Coffee contains tannins which can inhibit the absorption of iron from plant-based sources (non-heme iron) in foods. Consuming coffee along with a meal that is high in non-heme iron can reduce the amount of iron that is absorbed by the body.
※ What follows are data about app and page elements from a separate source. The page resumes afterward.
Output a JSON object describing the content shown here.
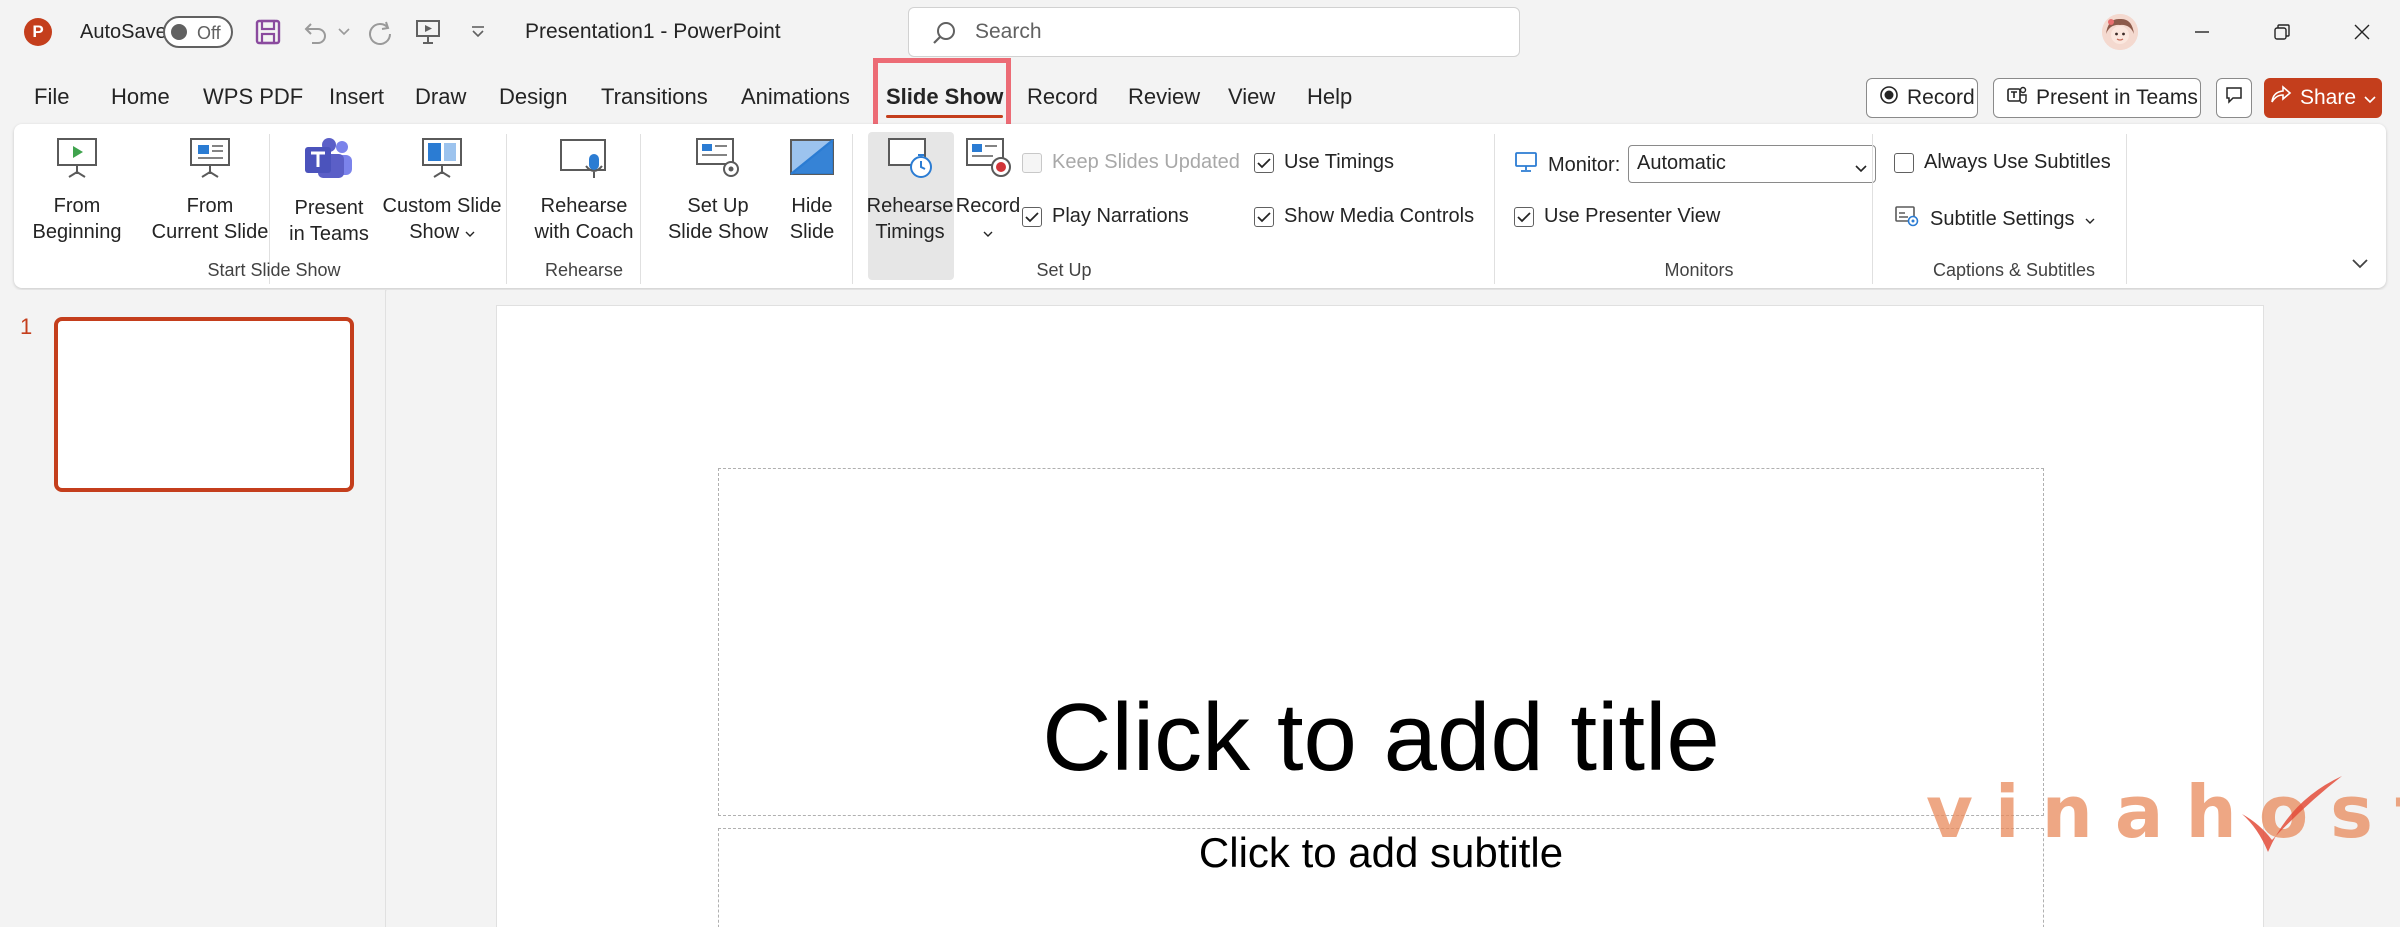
{
  "titlebar": {
    "app_letter": "P",
    "autosave_label": "AutoSave",
    "autosave_state": "Off",
    "document_title": "Presentation1  -  PowerPoint",
    "search_placeholder": "Search"
  },
  "tabs": [
    {
      "label": "File"
    },
    {
      "label": "Home"
    },
    {
      "label": "WPS PDF"
    },
    {
      "label": "Insert"
    },
    {
      "label": "Draw"
    },
    {
      "label": "Design"
    },
    {
      "label": "Transitions"
    },
    {
      "label": "Animations"
    },
    {
      "label": "Slide Show",
      "active": true
    },
    {
      "label": "Record"
    },
    {
      "label": "Review"
    },
    {
      "label": "View"
    },
    {
      "label": "Help"
    }
  ],
  "top_right": {
    "record_label": "Record",
    "present_teams_label": "Present in Teams",
    "share_label": "Share"
  },
  "ribbon": {
    "start_slide_show": {
      "group_label": "Start Slide Show",
      "from_beginning": [
        "From",
        "Beginning"
      ],
      "from_current": [
        "From",
        "Current Slide"
      ],
      "present_teams": [
        "Present",
        "in Teams"
      ],
      "custom_show": [
        "Custom Slide",
        "Show"
      ]
    },
    "rehearse": {
      "group_label": "Rehearse",
      "rehearse_coach": [
        "Rehearse",
        "with Coach"
      ]
    },
    "set_up": {
      "group_label": "Set Up",
      "set_up_show": [
        "Set Up",
        "Slide Show"
      ],
      "hide_slide": [
        "Hide",
        "Slide"
      ],
      "rehearse_timings": [
        "Rehearse",
        "Timings"
      ],
      "record": "Record",
      "keep_slides_updated": {
        "label": "Keep Slides Updated",
        "checked": false,
        "disabled": true
      },
      "play_narrations": {
        "label": "Play Narrations",
        "checked": true
      },
      "use_timings": {
        "label": "Use Timings",
        "checked": true
      },
      "show_media_controls": {
        "label": "Show Media Controls",
        "checked": true
      }
    },
    "monitors": {
      "group_label": "Monitors",
      "monitor_label": "Monitor:",
      "monitor_value": "Automatic",
      "presenter_view": {
        "label": "Use Presenter View",
        "checked": true
      }
    },
    "captions": {
      "group_label": "Captions & Subtitles",
      "always_subtitles": {
        "label": "Always Use Subtitles",
        "checked": false
      },
      "subtitle_settings": "Subtitle Settings"
    }
  },
  "slides_panel": {
    "slide_number": "1"
  },
  "slide": {
    "title_placeholder": "Click to add title",
    "subtitle_placeholder": "Click to add subtitle"
  },
  "watermark": "vinahost.",
  "colors": {
    "accent": "#c43e1c",
    "highlight_box": "#ec6b75",
    "teams_purple": "#5b5fc7"
  }
}
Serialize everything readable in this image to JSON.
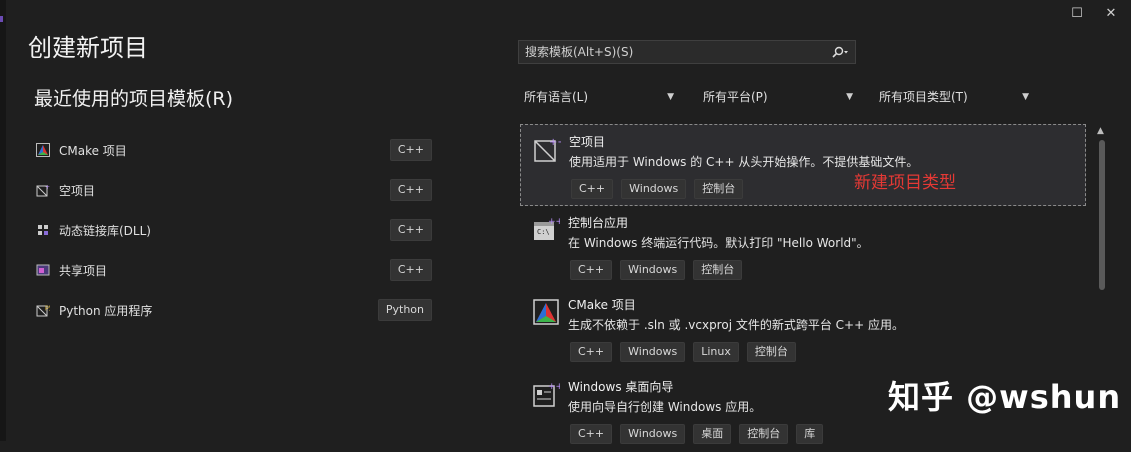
{
  "dialog": {
    "title": "创建新项目",
    "window_controls": {
      "maximize": "☐",
      "close": "✕"
    }
  },
  "recent": {
    "heading": "最近使用的项目模板(R)",
    "items": [
      {
        "label": "CMake 项目",
        "tag": "C++",
        "icon": "cmake-icon"
      },
      {
        "label": "空项目",
        "tag": "C++",
        "icon": "empty-project-icon"
      },
      {
        "label": "动态链接库(DLL)",
        "tag": "C++",
        "icon": "dll-icon"
      },
      {
        "label": "共享项目",
        "tag": "C++",
        "icon": "shared-project-icon"
      },
      {
        "label": "Python 应用程序",
        "tag": "Python",
        "icon": "python-app-icon"
      }
    ]
  },
  "search": {
    "placeholder": "搜索模板(Alt+S)(S)"
  },
  "filters": {
    "language": "所有语言(L)",
    "platform": "所有平台(P)",
    "project_type": "所有项目类型(T)"
  },
  "templates": [
    {
      "name": "空项目",
      "description": "使用适用于 Windows 的 C++ 从头开始操作。不提供基础文件。",
      "tags": [
        "C++",
        "Windows",
        "控制台"
      ],
      "icon": "empty-project-icon",
      "selected": true
    },
    {
      "name": "控制台应用",
      "description": "在 Windows 终端运行代码。默认打印 \"Hello World\"。",
      "tags": [
        "C++",
        "Windows",
        "控制台"
      ],
      "icon": "console-app-icon",
      "selected": false
    },
    {
      "name": "CMake 项目",
      "description": "生成不依赖于 .sln 或 .vcxproj 文件的新式跨平台 C++ 应用。",
      "tags": [
        "C++",
        "Windows",
        "Linux",
        "控制台"
      ],
      "icon": "cmake-icon",
      "selected": false
    },
    {
      "name": "Windows 桌面向导",
      "description": "使用向导自行创建 Windows 应用。",
      "tags": [
        "C++",
        "Windows",
        "桌面",
        "控制台",
        "库"
      ],
      "icon": "desktop-wizard-icon",
      "selected": false
    }
  ],
  "annotation": "新建项目类型",
  "watermark": "知乎 @wshun",
  "colors": {
    "background": "#1f1f1f",
    "annotation": "#e53935",
    "accent": "#6b4bb3"
  }
}
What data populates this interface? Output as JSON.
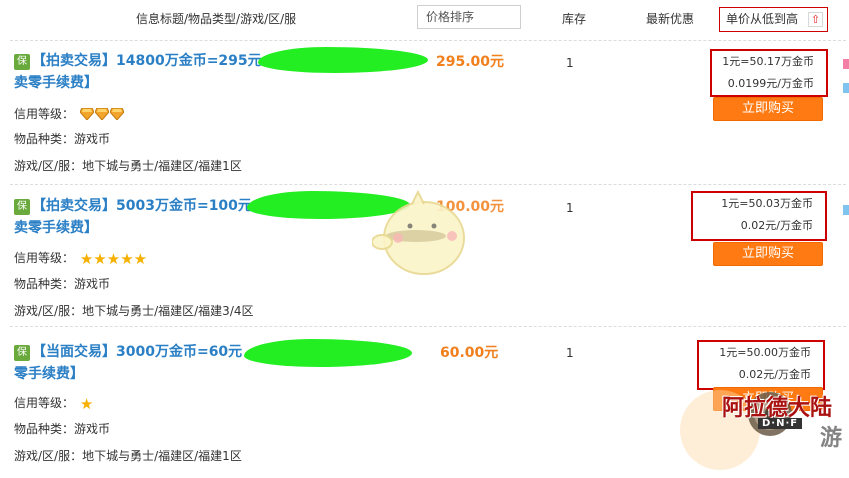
{
  "header": {
    "title_col": "信息标题/物品类型/游戏/区/服",
    "sort_price": "价格排序",
    "stock": "库存",
    "promo": "最新优惠",
    "unit_sort": "单价从低到高",
    "unit_sort_arrow": "up-arrow-icon"
  },
  "listings": [
    {
      "badge": "保",
      "title_line1": "【拍卖交易】14800万金币=295元",
      "title_line2": "卖零手续费】",
      "price": "295.00元",
      "stock": "1",
      "credit_label": "信用等级：",
      "credit_icons": "gem x3",
      "item_type_label": "物品种类：",
      "item_type": "游戏币",
      "server_label": "游戏/区/服：",
      "server": "地下城与勇士/福建区/福建1区",
      "unit_price_1": "1元=50.17万金币",
      "unit_price_2": "0.0199元/万金币",
      "buy_label": "立即购买"
    },
    {
      "badge": "保",
      "title_line1": "【拍卖交易】5003万金币=100元",
      "title_line2": "卖零手续费】",
      "price": "100.00元",
      "stock": "1",
      "credit_label": "信用等级：",
      "credit_icons": "star x5",
      "item_type_label": "物品种类：",
      "item_type": "游戏币",
      "server_label": "游戏/区/服：",
      "server": "地下城与勇士/福建区/福建3/4区",
      "unit_price_1": "1元=50.03万金币",
      "unit_price_2": "0.02元/万金币",
      "buy_label": "立即购买"
    },
    {
      "badge": "保",
      "title_line1": "【当面交易】3000万金币=60元",
      "title_line2": "零手续费】",
      "price": "60.00元",
      "stock": "1",
      "credit_label": "信用等级：",
      "credit_icons": "star x1",
      "item_type_label": "物品种类：",
      "item_type": "游戏币",
      "server_label": "游戏/区/服：",
      "server": "地下城与勇士/福建区/福建1区",
      "unit_price_1": "1元=50.00万金币",
      "unit_price_2": "0.02元/万金币",
      "buy_label": "立即购买"
    }
  ],
  "watermark": {
    "logo_text": "阿拉德大陆",
    "logo_sub": "D·N·F",
    "site_suffix": "游"
  },
  "colors": {
    "title_blue": "#2a7fc5",
    "price_orange": "#f07f1c",
    "buy_orange": "#ff7a12",
    "highlight_red": "#cc0000",
    "badge_green": "#6aaa3c",
    "redaction_green": "#22ee22"
  }
}
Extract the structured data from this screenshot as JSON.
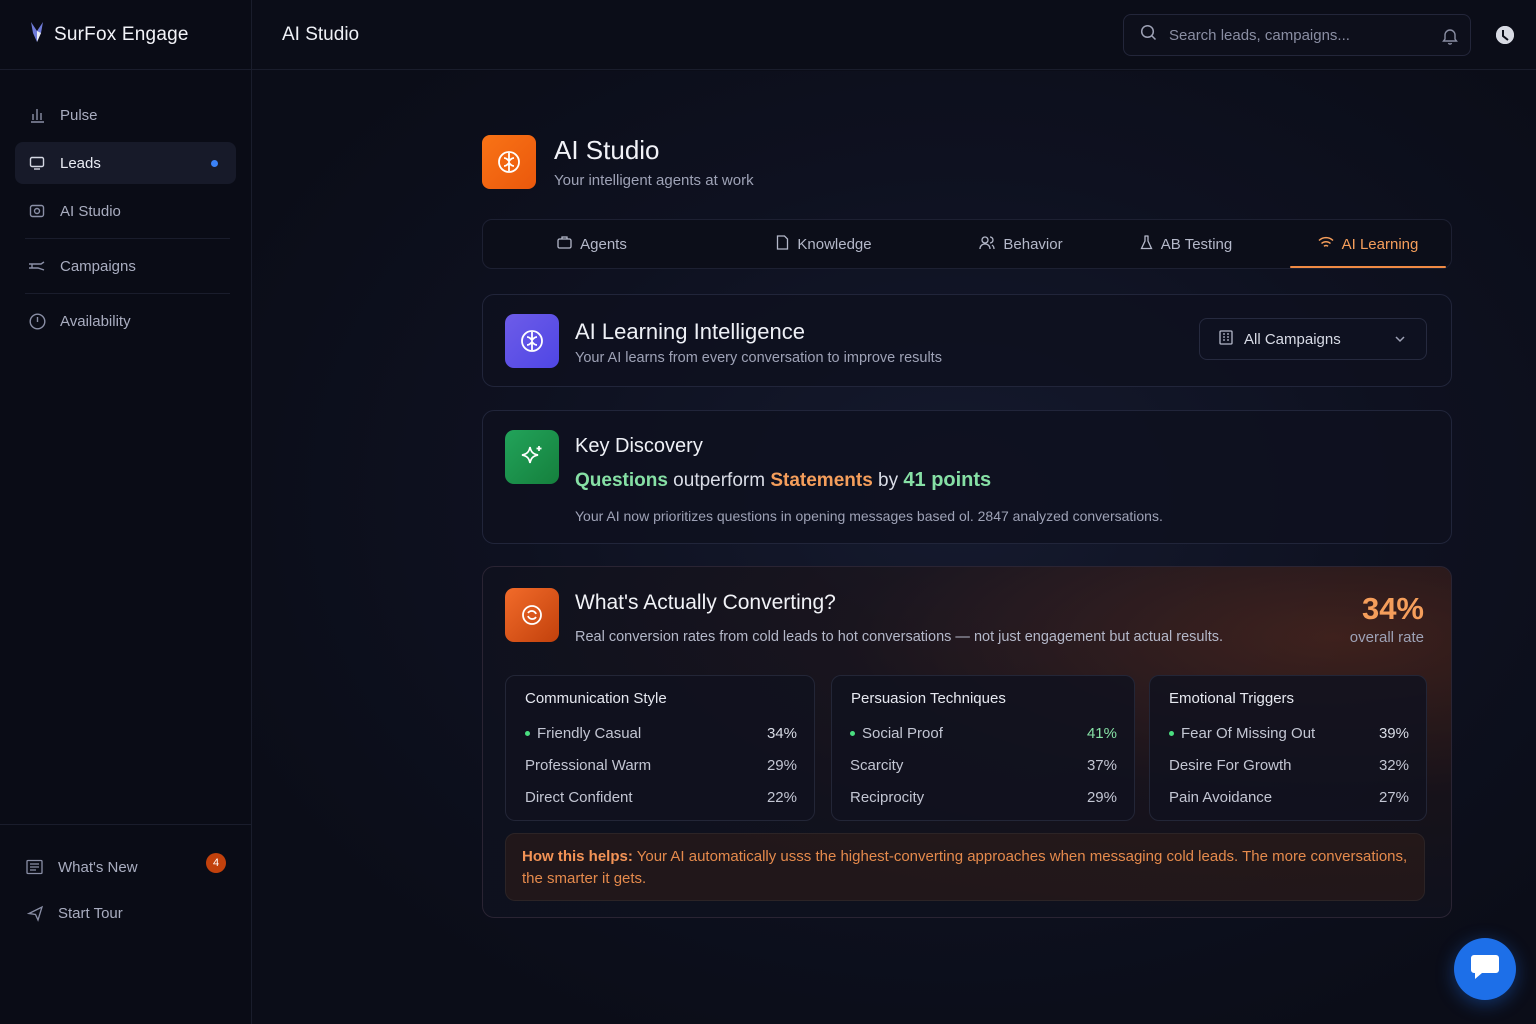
{
  "brand": {
    "name": "SurFox Engage"
  },
  "topbar": {
    "title": "AI Studio",
    "search_placeholder": "Search leads, campaigns..."
  },
  "sidebar": {
    "items": [
      {
        "label": "Pulse",
        "icon": "bar-chart-icon"
      },
      {
        "label": "Leads",
        "icon": "monitor-icon",
        "active": true
      },
      {
        "label": "AI Studio",
        "icon": "ai-box-icon"
      },
      {
        "label": "Campaigns",
        "icon": "campaign-icon"
      },
      {
        "label": "Availability",
        "icon": "clock-icon"
      }
    ],
    "bottom": [
      {
        "label": "What's New",
        "icon": "news-icon",
        "badge": "4"
      },
      {
        "label": "Start Tour",
        "icon": "plane-icon"
      }
    ]
  },
  "page": {
    "title": "AI Studio",
    "subtitle": "Your intelligent agents at work"
  },
  "tabs": [
    {
      "label": "Agents"
    },
    {
      "label": "Knowledge"
    },
    {
      "label": "Behavior"
    },
    {
      "label": "AB Testing"
    },
    {
      "label": "AI Learning",
      "active": true
    }
  ],
  "learning": {
    "title": "AI Learning Intelligence",
    "subtitle": "Your AI learns from every conversation to improve results",
    "dropdown_value": "All Campaigns"
  },
  "discovery": {
    "title": "Key Discovery",
    "w1": "Questions",
    "w2": " outperform ",
    "w3": "Statements",
    "w4": " by ",
    "w5": "41 points",
    "note": "Your AI now prioritizes questions in opening messages based ol. 2847 analyzed conversations."
  },
  "converting": {
    "title": "What's Actually Converting?",
    "subtitle": "Real conversion rates from cold leads to hot conversations — not just engagement but actual results.",
    "rate": "34%",
    "rate_label": "overall rate",
    "panels": [
      {
        "title": "Communication Style",
        "rows": [
          {
            "label": "Friendly Casual",
            "value": "34%"
          },
          {
            "label": "Professional Warm",
            "value": "29%"
          },
          {
            "label": "Direct Confident",
            "value": "22%"
          }
        ]
      },
      {
        "title": "Persuasion Techniques",
        "rows": [
          {
            "label": "Social Proof",
            "value": "41%"
          },
          {
            "label": "Scarcity",
            "value": "37%"
          },
          {
            "label": "Reciprocity",
            "value": "29%"
          }
        ]
      },
      {
        "title": "Emotional Triggers",
        "rows": [
          {
            "label": "Fear Of Missing Out",
            "value": "39%"
          },
          {
            "label": "Desire For Growth",
            "value": "32%"
          },
          {
            "label": "Pain Avoidance",
            "value": "27%"
          }
        ]
      }
    ],
    "helps_label": "How this helps:",
    "helps_text": " Your AI automatically usss the highest-converting approaches when messaging cold leads. The more conversations, the smarter it gets."
  },
  "colors": {
    "accent": "#f59e5b",
    "green": "#86e0a5",
    "blue": "#1d6fe8"
  }
}
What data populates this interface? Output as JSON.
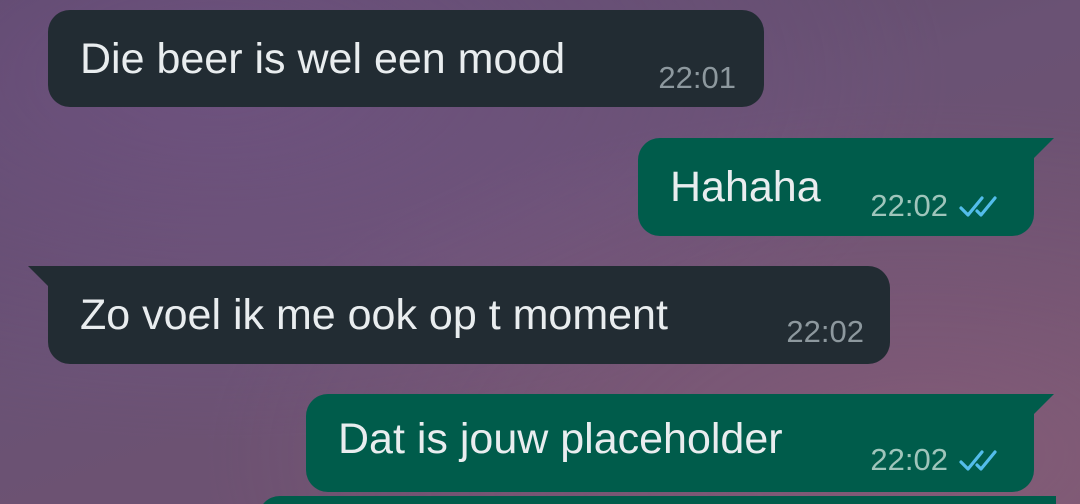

However, drinking coffee at a different time than when you’re consuming iron-rich foods or taking supplements, or choosing a form of iron that is not affected by tannins such as heme iron (found in animal-based foods) can reduce this effect.
What is preventing nutrition from absorbing in your body?
- Poor Digestion: Conditions such as celiac disease, Crohn’s disease, and irritable bowel syndrome can affect the body’s ability to absorb nutrients.
- Medications: Certain medications, such as proton pump inhibitors (PPIs) used to treat acid reflux, can interfere with nutrient absorption.
- Age: As we age, our bodies may not absorb nutrients as efficiently.
- Alcohol Consumption: Excessive alcohol consumption can damage the liver and affect nutrient absorption.
- Malnutrition: Being undernourished can also prevent the body from absorbing essential nutrients.
- Food-Nutrient Interactions: As I mentioned before, certain foods can interfere with the absorption of certain nutrients.
Iron supplements can cause constipation in some people because iron can be constipating. This can happen because iron can be hard to absorb, and the body may excrete any unabsorbed iron through the feces, which can dry out the stool and make it harder to pass. Additionally, iron supplements can cause stomach upset, which can also contribute to constipation.
Iron can also cause constipation by slowing down the movement of food and waste through the intestines. This is because iron can act as an irritant in the gastrointestinal tract, causing the muscles in the intestines to contract more slowly